A recurring theme in discussions about the xenophobic violence of the past few weeks has been whether we learnt anything from the 2008 attacks? LOREN LANDAU, research chair in mobility and the politics of difference, looks at what we’ve learned in the past seven years – and what we haven’t.
Over the past weeks, newspapers and radio stations have broadcast laments from citizens and leaders despondent that South Africa is again engulfed into an embarrassing and murderous xenophobic melee. Amid the outrage is a great deal of hand wringing about the failure to learn from the 2008 attacks. Did we not condemn them then? Did we not promise ourselves that this would not happen again on our watch? But the truth is, we have not been watching and this has been happening all along.
The past weeks’ violence is acute, especially brutal, and visible in city centres in ways that are novel and shocking. Many of us wonder what has changed; where has this come from? Have economic conditions suddenly worsened or has there been a spike in anti-foreigner sentiment?
Certainly the Zulu king’s incendiary remarks have encouraged his followers to express their rage in a performative, murderous spree, but violence against foreigners – particularly shopkeepers – has been an ongoing part of South African township life for the past decade, if not longer.
The “xenophobia” is not something that happened once-off in 2008. It was occurring before in townships and informal settlements.
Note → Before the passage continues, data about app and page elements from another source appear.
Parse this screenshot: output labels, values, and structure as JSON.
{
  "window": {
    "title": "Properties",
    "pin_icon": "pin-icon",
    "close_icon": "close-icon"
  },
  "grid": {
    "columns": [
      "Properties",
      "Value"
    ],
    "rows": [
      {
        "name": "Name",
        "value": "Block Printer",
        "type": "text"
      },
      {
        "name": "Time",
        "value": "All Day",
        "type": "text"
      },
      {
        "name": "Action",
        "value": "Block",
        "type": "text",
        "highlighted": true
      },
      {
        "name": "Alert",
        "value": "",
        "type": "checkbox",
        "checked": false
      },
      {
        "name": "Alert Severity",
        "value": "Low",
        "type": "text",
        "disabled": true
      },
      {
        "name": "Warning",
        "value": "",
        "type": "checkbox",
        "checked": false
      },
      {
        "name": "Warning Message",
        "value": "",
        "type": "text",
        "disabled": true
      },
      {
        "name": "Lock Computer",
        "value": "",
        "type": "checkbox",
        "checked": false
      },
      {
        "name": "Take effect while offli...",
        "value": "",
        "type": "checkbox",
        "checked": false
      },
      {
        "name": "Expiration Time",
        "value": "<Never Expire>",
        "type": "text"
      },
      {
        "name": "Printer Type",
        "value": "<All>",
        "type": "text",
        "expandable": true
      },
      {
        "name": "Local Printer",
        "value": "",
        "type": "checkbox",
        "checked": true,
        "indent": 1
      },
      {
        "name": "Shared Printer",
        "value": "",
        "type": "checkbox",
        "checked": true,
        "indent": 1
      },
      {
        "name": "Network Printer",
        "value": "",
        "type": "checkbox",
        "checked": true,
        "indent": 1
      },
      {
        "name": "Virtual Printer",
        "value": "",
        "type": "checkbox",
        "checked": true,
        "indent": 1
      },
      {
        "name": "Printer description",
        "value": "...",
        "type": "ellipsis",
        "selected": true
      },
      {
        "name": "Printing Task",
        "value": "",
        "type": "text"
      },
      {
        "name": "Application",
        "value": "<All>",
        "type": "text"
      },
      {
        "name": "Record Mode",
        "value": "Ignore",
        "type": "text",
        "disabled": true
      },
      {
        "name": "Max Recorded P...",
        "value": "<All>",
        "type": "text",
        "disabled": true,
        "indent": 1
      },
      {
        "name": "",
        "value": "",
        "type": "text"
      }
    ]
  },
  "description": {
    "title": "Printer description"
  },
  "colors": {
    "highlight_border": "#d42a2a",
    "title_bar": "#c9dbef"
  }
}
And even after the toothless commissions and inquiries into the 2008 attacks, the numbers of people attacked and killed have been steadily and sadly rising.
Generalised threats, lamppost notices, emails and text messages are circulated daily. Rumours amplify and distort the message as it is passed from lips to lips. While few South Africans are ready to kill, fear is part of the price foreigners pay to live and do business in the country.
Does this mean nothing was learned from the 2008 attacks? To their credit, the police have been quicker to respond to this round of hateful rage and our most senior political leaders have publicly condemned the violence, finally admitting that this must be something more than petty criminality.
But this belies a more important lesson. Whereas xenophobia has long been part of nationalist discourse in the country, the gains made from the 2008 mobilisation in the form of appropriated shops and houses; positions in local politics and government; and popular legitimacy offer great allure to a population that remains poor.
The people now behind the violence have proven themselves the keenest students. Attacking foreigners works. The country loses when we expel workers and shop keepers, but local political and business entrepreneurs almost undoubtedly prosper.
Unless one buys arguments about a third force at work, the violence in South Africa will remain relatively fragmented and poorly organised, flaring up more or less intensely in the months and years ahead. This is dangerous and worrying, for these local struggles for space and resources are battles with their own logics which flourish in the shadows of an increasingly fragmented and locally illegitimate state.
The greater fear is that in recognising its own weakness, the national state and its leaders will further embrace discourses of violent exclusion. The rhetoric around foreign land ownership, the desire to encamp refugees, and the general tightening of immigration laws suggest that they too are learning. If that is the case, we should all be afraid.